Data records for software interfaces:
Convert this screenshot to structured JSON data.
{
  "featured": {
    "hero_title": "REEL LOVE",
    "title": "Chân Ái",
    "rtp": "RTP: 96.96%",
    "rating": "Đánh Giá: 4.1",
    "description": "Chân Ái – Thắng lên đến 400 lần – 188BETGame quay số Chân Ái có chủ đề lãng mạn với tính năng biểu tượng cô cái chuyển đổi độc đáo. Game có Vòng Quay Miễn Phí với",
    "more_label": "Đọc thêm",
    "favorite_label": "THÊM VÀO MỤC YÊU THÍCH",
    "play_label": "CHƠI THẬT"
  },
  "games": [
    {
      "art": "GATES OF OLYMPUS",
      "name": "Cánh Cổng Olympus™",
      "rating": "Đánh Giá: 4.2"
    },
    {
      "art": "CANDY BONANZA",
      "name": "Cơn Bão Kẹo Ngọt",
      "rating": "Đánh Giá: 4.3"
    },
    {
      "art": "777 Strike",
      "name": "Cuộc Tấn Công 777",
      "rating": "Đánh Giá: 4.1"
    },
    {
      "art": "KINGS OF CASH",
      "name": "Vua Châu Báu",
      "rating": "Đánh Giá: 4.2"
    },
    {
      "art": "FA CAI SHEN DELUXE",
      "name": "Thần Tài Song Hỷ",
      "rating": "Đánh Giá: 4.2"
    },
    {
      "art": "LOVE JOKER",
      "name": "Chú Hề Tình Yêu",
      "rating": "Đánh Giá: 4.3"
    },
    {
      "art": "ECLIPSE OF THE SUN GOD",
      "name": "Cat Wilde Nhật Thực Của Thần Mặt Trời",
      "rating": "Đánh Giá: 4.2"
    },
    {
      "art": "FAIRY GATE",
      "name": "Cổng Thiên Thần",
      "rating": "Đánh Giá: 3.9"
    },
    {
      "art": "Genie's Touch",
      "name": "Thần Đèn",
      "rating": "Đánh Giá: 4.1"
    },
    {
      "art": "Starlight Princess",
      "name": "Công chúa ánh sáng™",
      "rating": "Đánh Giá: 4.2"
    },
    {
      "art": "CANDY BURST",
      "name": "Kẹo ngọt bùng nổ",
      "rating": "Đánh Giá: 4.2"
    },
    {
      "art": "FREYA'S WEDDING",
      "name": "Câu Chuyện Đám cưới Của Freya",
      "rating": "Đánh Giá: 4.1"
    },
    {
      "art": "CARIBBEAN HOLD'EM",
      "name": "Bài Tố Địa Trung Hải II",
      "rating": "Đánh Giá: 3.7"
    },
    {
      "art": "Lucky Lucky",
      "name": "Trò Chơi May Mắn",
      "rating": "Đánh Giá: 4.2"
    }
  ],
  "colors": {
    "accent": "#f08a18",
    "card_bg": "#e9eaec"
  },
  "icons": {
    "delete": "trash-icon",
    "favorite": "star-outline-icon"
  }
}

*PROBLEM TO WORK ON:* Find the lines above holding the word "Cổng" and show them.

*SOLUTION TO THE PROBLEM:*
      "name": "Cánh Cổng Olympus™",
      "name": "Cổng Thiên Thần",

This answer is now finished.